[Collected data entries]
=======

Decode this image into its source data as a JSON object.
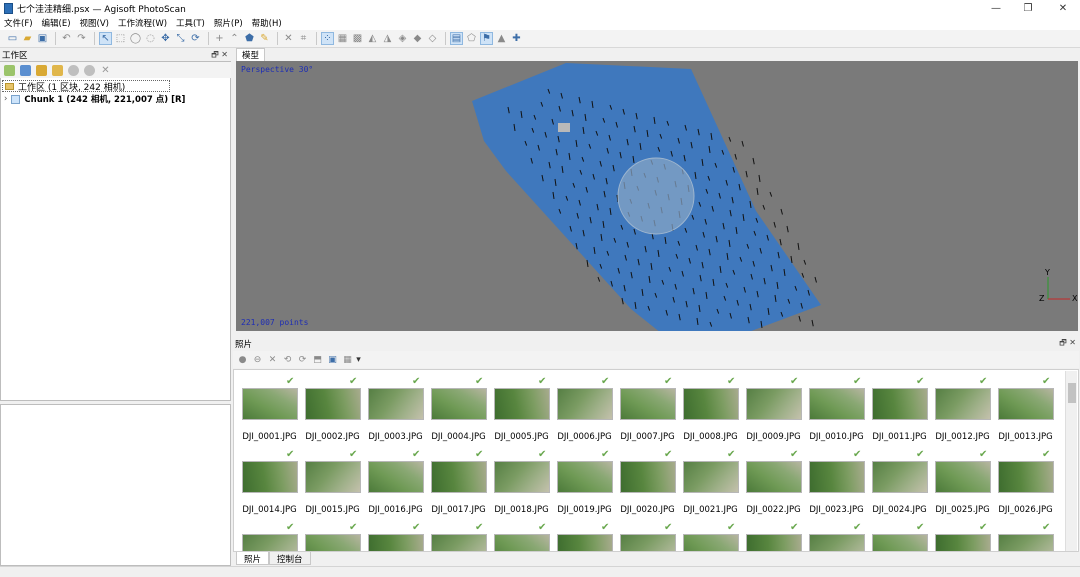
{
  "window": {
    "title": "七个洼洼精细.psx — Agisoft PhotoScan",
    "min_glyph": "—",
    "max_glyph": "❐",
    "close_glyph": "✕"
  },
  "menu": [
    "文件(F)",
    "编辑(E)",
    "视图(V)",
    "工作流程(W)",
    "工具(T)",
    "照片(P)",
    "帮助(H)"
  ],
  "workspace": {
    "header": "工作区",
    "header_controls": "🗗 ✕",
    "root_label": "工作区 (1 区块, 242 相机)",
    "chunk_label": "Chunk 1 (242 相机, 221,007 点) [R]",
    "expand_glyph": "›"
  },
  "model": {
    "tab_label": "模型",
    "view_label": "Perspective 30°",
    "points_label": "221,007 points",
    "axis_labels": {
      "y": "Y",
      "z": "Z",
      "x": "X"
    },
    "cloud_color": "#3f78bd",
    "background_color": "#7a7a7a"
  },
  "photos": {
    "header": "照片",
    "header_controls": "🗗 ✕",
    "items": [
      "DJI_0001.JPG",
      "DJI_0002.JPG",
      "DJI_0003.JPG",
      "DJI_0004.JPG",
      "DJI_0005.JPG",
      "DJI_0006.JPG",
      "DJI_0007.JPG",
      "DJI_0008.JPG",
      "DJI_0009.JPG",
      "DJI_0010.JPG",
      "DJI_0011.JPG",
      "DJI_0012.JPG",
      "DJI_0013.JPG",
      "DJI_0014.JPG",
      "DJI_0015.JPG",
      "DJI_0016.JPG",
      "DJI_0017.JPG",
      "DJI_0018.JPG",
      "DJI_0019.JPG",
      "DJI_0020.JPG",
      "DJI_0021.JPG",
      "DJI_0022.JPG",
      "DJI_0023.JPG",
      "DJI_0024.JPG",
      "DJI_0025.JPG",
      "DJI_0026.JPG",
      "",
      "",
      "",
      "",
      "",
      "",
      "",
      "",
      "",
      "",
      "",
      "",
      ""
    ],
    "check_glyph": "✔",
    "check_color": "#6aa84f"
  },
  "bottom_tabs": [
    "照片",
    "控制台"
  ]
}
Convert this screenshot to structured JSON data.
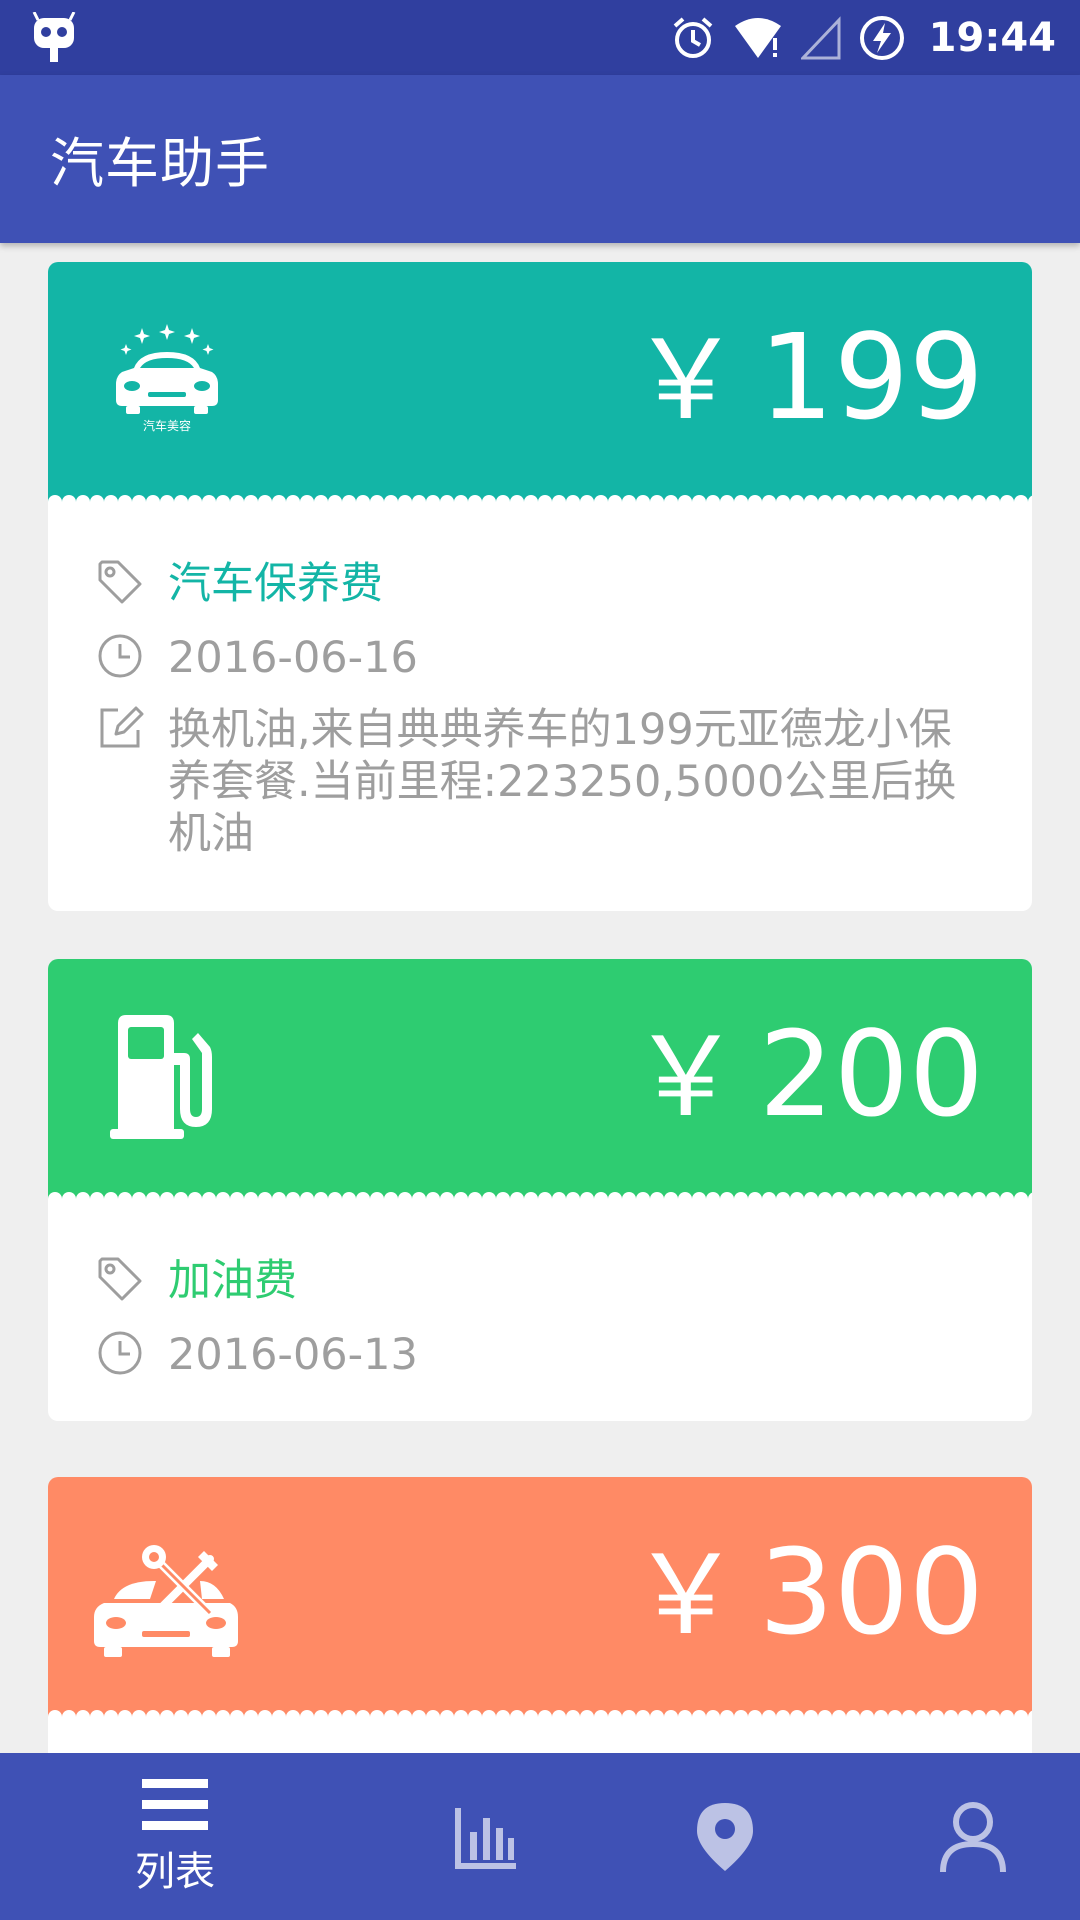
{
  "status_bar": {
    "time": "19:44",
    "icons": [
      "android-icon",
      "alarm-icon",
      "wifi-icon",
      "signal-icon",
      "battery-charging-icon"
    ]
  },
  "app_bar": {
    "title": "汽车助手"
  },
  "colors": {
    "primary": "#3f51b5",
    "primary_dark": "#303f9f",
    "teal": "#13b5a6",
    "green": "#2ecc71",
    "salmon": "#ff8a65",
    "grey_text": "#9e9e9e"
  },
  "records": [
    {
      "amount": "199",
      "currency": "￥",
      "icon": "car-beauty-icon",
      "icon_caption": "汽车美容",
      "category": "汽车保养费",
      "date": "2016-06-16",
      "note": "换机油,来自典典养车的199元亚德龙小保养套餐.当前里程:223250,5000公里后换机油"
    },
    {
      "amount": "200",
      "currency": "￥",
      "icon": "fuel-pump-icon",
      "category": "加油费",
      "date": "2016-06-13"
    },
    {
      "amount": "300",
      "currency": "￥",
      "icon": "car-repair-icon"
    }
  ],
  "bottom_nav": {
    "items": [
      {
        "icon": "list-icon",
        "label": "列表",
        "active": true
      },
      {
        "icon": "bar-chart-icon",
        "label": "",
        "active": false
      },
      {
        "icon": "location-pin-icon",
        "label": "",
        "active": false
      },
      {
        "icon": "person-icon",
        "label": "",
        "active": false
      }
    ]
  }
}
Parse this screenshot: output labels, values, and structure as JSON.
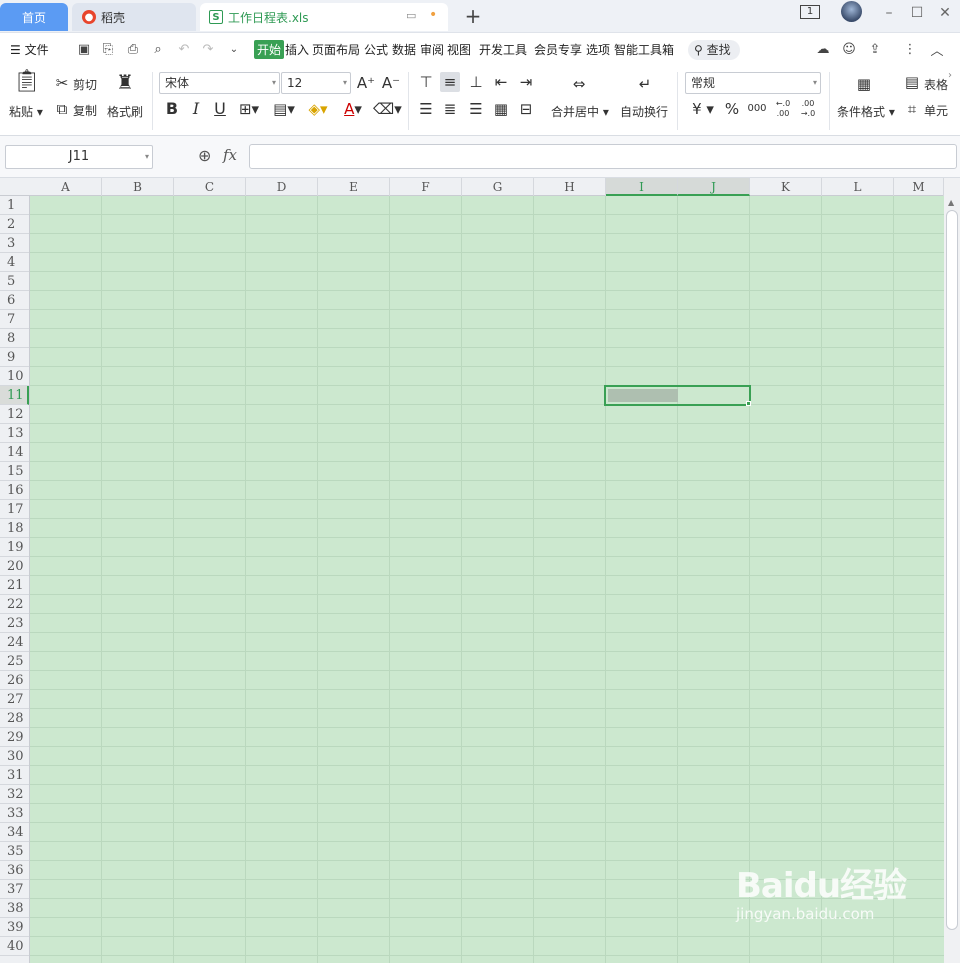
{
  "tabs": {
    "home": "首页",
    "daoke": "稻壳",
    "file": "工作日程表.xls",
    "add": "+"
  },
  "window": {
    "badge": "1",
    "minimize": "–",
    "maximize": "☐",
    "close": "✕"
  },
  "menu": {
    "file": "文件",
    "items": [
      "开始",
      "插入",
      "页面布局",
      "公式",
      "数据",
      "审阅",
      "视图",
      "开发工具",
      "会员专享",
      "选项",
      "智能工具箱"
    ],
    "search": "查找"
  },
  "ribbon": {
    "paste": "粘贴",
    "cut": "剪切",
    "copy": "复制",
    "format_painter": "格式刷",
    "font_name": "宋体",
    "font_size": "12",
    "bold": "B",
    "italic": "I",
    "underline": "U",
    "font_color_glyph": "A",
    "merge_center": "合并居中",
    "wrap_text": "自动换行",
    "number_format": "常规",
    "currency": "¥",
    "percent": "%",
    "thousands": "000",
    "dec_inc": "←.0 .00",
    "dec_dec": ".00 →.0",
    "conditional_format": "条件格式",
    "table_style": "表格",
    "cell": "单元"
  },
  "formula_bar": {
    "name_box": "J11",
    "fx": "fx",
    "value": ""
  },
  "sheet": {
    "columns": [
      "A",
      "B",
      "C",
      "D",
      "E",
      "F",
      "G",
      "H",
      "I",
      "J",
      "K",
      "L",
      "M"
    ],
    "rows": [
      "1",
      "2",
      "3",
      "4",
      "5",
      "6",
      "7",
      "8",
      "9",
      "10",
      "11",
      "12",
      "13",
      "14",
      "15",
      "16",
      "17",
      "18",
      "19",
      "20",
      "21",
      "22",
      "23",
      "24",
      "25",
      "26",
      "27",
      "28",
      "29",
      "30",
      "31",
      "32",
      "33",
      "34",
      "35",
      "36",
      "37",
      "38",
      "39",
      "40"
    ],
    "active_cell": "J11",
    "selected_range": "I11:J11"
  },
  "watermark": {
    "brand": "Baidu经验",
    "url": "jingyan.baidu.com"
  },
  "colors": {
    "accent": "#39a054",
    "grid_bg": "#cce8cf",
    "home_tab": "#5b9bf3"
  }
}
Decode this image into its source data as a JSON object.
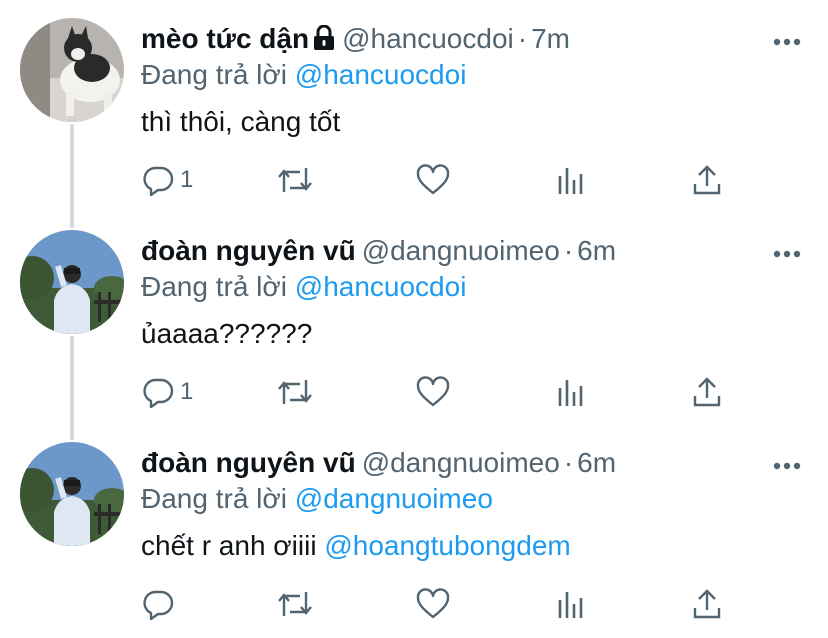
{
  "tweets": [
    {
      "name": "mèo tức dận",
      "protected": true,
      "handle": "@hancuocdoi",
      "time": "7m",
      "replying_prefix": "Đang trả lời",
      "replying_to": "@hancuocdoi",
      "text": "thì thôi, càng tốt",
      "text_mention": "",
      "reply_count": "1",
      "avatar": "cat-avatar"
    },
    {
      "name": "đoàn nguyên vũ",
      "protected": false,
      "handle": "@dangnuoimeo",
      "time": "6m",
      "replying_prefix": "Đang trả lời",
      "replying_to": "@hancuocdoi",
      "text": "ủaaaa??????",
      "text_mention": "",
      "reply_count": "1",
      "avatar": "person-avatar"
    },
    {
      "name": "đoàn nguyên vũ",
      "protected": false,
      "handle": "@dangnuoimeo",
      "time": "6m",
      "replying_prefix": "Đang trả lời",
      "replying_to": "@dangnuoimeo",
      "text": "chết r anh ơiiii",
      "text_mention": "@hoangtubongdem",
      "reply_count": "",
      "avatar": "person-avatar"
    }
  ],
  "colors": {
    "link": "#1d9bf0",
    "secondary": "#536471",
    "thread_line": "#cfd9de"
  }
}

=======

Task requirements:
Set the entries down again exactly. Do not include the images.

Exercise output:
Decode this image into its source data as a JSON object.
{
  "window": {
    "title": "七个洼洼精细.psx — Agisoft PhotoScan",
    "min_glyph": "—",
    "max_glyph": "❐",
    "close_glyph": "✕"
  },
  "menu": [
    "文件(F)",
    "编辑(E)",
    "视图(V)",
    "工作流程(W)",
    "工具(T)",
    "照片(P)",
    "帮助(H)"
  ],
  "workspace": {
    "header": "工作区",
    "header_controls": "🗗 ✕",
    "root_label": "工作区 (1 区块, 242 相机)",
    "chunk_label": "Chunk 1 (242 相机, 221,007 点) [R]",
    "expand_glyph": "›"
  },
  "model": {
    "tab_label": "模型",
    "view_label": "Perspective 30°",
    "points_label": "221,007 points",
    "axis_labels": {
      "y": "Y",
      "z": "Z",
      "x": "X"
    },
    "cloud_color": "#3f78bd",
    "background_color": "#7a7a7a"
  },
  "photos": {
    "header": "照片",
    "header_controls": "🗗 ✕",
    "items": [
      "DJI_0001.JPG",
      "DJI_0002.JPG",
      "DJI_0003.JPG",
      "DJI_0004.JPG",
      "DJI_0005.JPG",
      "DJI_0006.JPG",
      "DJI_0007.JPG",
      "DJI_0008.JPG",
      "DJI_0009.JPG",
      "DJI_0010.JPG",
      "DJI_0011.JPG",
      "DJI_0012.JPG",
      "DJI_0013.JPG",
      "DJI_0014.JPG",
      "DJI_0015.JPG",
      "DJI_0016.JPG",
      "DJI_0017.JPG",
      "DJI_0018.JPG",
      "DJI_0019.JPG",
      "DJI_0020.JPG",
      "DJI_0021.JPG",
      "DJI_0022.JPG",
      "DJI_0023.JPG",
      "DJI_0024.JPG",
      "DJI_0025.JPG",
      "DJI_0026.JPG",
      "",
      "",
      "",
      "",
      "",
      "",
      "",
      "",
      "",
      "",
      "",
      "",
      ""
    ],
    "check_glyph": "✔",
    "check_color": "#6aa84f"
  },
  "bottom_tabs": [
    "照片",
    "控制台"
  ]
}
Convert this screenshot to structured JSON data.
{
  "status_bar": {
    "time": "19:44",
    "icons": [
      "android-icon",
      "alarm-icon",
      "wifi-icon",
      "signal-icon",
      "battery-charging-icon"
    ]
  },
  "app_bar": {
    "title": "汽车助手"
  },
  "colors": {
    "primary": "#3f51b5",
    "primary_dark": "#303f9f",
    "teal": "#13b5a6",
    "green": "#2ecc71",
    "salmon": "#ff8a65",
    "grey_text": "#9e9e9e"
  },
  "records": [
    {
      "amount": "199",
      "currency": "￥",
      "icon": "car-beauty-icon",
      "icon_caption": "汽车美容",
      "category": "汽车保养费",
      "date": "2016-06-16",
      "note": "换机油,来自典典养车的199元亚德龙小保养套餐.当前里程:223250,5000公里后换机油"
    },
    {
      "amount": "200",
      "currency": "￥",
      "icon": "fuel-pump-icon",
      "category": "加油费",
      "date": "2016-06-13"
    },
    {
      "amount": "300",
      "currency": "￥",
      "icon": "car-repair-icon"
    }
  ],
  "bottom_nav": {
    "items": [
      {
        "icon": "list-icon",
        "label": "列表",
        "active": true
      },
      {
        "icon": "bar-chart-icon",
        "label": "",
        "active": false
      },
      {
        "icon": "location-pin-icon",
        "label": "",
        "active": false
      },
      {
        "icon": "person-icon",
        "label": "",
        "active": false
      }
    ]
  }
}
Parse this screenshot: output labels, values, and structure as JSON.
{
  "tabs": {
    "home": "首页",
    "daoke": "稻壳",
    "file": "工作日程表.xls",
    "add": "+"
  },
  "window": {
    "badge": "1",
    "minimize": "–",
    "maximize": "☐",
    "close": "✕"
  },
  "menu": {
    "file": "文件",
    "items": [
      "开始",
      "插入",
      "页面布局",
      "公式",
      "数据",
      "审阅",
      "视图",
      "开发工具",
      "会员专享",
      "选项",
      "智能工具箱"
    ],
    "search": "查找"
  },
  "ribbon": {
    "paste": "粘贴",
    "cut": "剪切",
    "copy": "复制",
    "format_painter": "格式刷",
    "font_name": "宋体",
    "font_size": "12",
    "bold": "B",
    "italic": "I",
    "underline": "U",
    "font_color_glyph": "A",
    "merge_center": "合并居中",
    "wrap_text": "自动换行",
    "number_format": "常规",
    "currency": "¥",
    "percent": "%",
    "thousands": "000",
    "dec_inc": "←.0 .00",
    "dec_dec": ".00 →.0",
    "conditional_format": "条件格式",
    "table_style": "表格",
    "cell": "单元"
  },
  "formula_bar": {
    "name_box": "J11",
    "fx": "fx",
    "value": ""
  },
  "sheet": {
    "columns": [
      "A",
      "B",
      "C",
      "D",
      "E",
      "F",
      "G",
      "H",
      "I",
      "J",
      "K",
      "L",
      "M"
    ],
    "rows": [
      "1",
      "2",
      "3",
      "4",
      "5",
      "6",
      "7",
      "8",
      "9",
      "10",
      "11",
      "12",
      "13",
      "14",
      "15",
      "16",
      "17",
      "18",
      "19",
      "20",
      "21",
      "22",
      "23",
      "24",
      "25",
      "26",
      "27",
      "28",
      "29",
      "30",
      "31",
      "32",
      "33",
      "34",
      "35",
      "36",
      "37",
      "38",
      "39",
      "40"
    ],
    "active_cell": "J11",
    "selected_range": "I11:J11"
  },
  "watermark": {
    "brand": "Baidu经验",
    "url": "jingyan.baidu.com"
  },
  "colors": {
    "accent": "#39a054",
    "grid_bg": "#cce8cf",
    "home_tab": "#5b9bf3"
  }
}
Decode this image into its source data as a JSON object.
{
  "tweets": [
    {
      "name": "mèo tức dận",
      "protected": true,
      "handle": "@hancuocdoi",
      "time": "7m",
      "replying_prefix": "Đang trả lời",
      "replying_to": "@hancuocdoi",
      "text": "thì thôi, càng tốt",
      "text_mention": "",
      "reply_count": "1",
      "avatar": "cat-avatar"
    },
    {
      "name": "đoàn nguyên vũ",
      "protected": false,
      "handle": "@dangnuoimeo",
      "time": "6m",
      "replying_prefix": "Đang trả lời",
      "replying_to": "@hancuocdoi",
      "text": "ủaaaa??????",
      "text_mention": "",
      "reply_count": "1",
      "avatar": "person-avatar"
    },
    {
      "name": "đoàn nguyên vũ",
      "protected": false,
      "handle": "@dangnuoimeo",
      "time": "6m",
      "replying_prefix": "Đang trả lời",
      "replying_to": "@dangnuoimeo",
      "text": "chết r anh ơiiii",
      "text_mention": "@hoangtubongdem",
      "reply_count": "",
      "avatar": "person-avatar"
    }
  ],
  "colors": {
    "link": "#1d9bf0",
    "secondary": "#536471",
    "thread_line": "#cfd9de"
  }
}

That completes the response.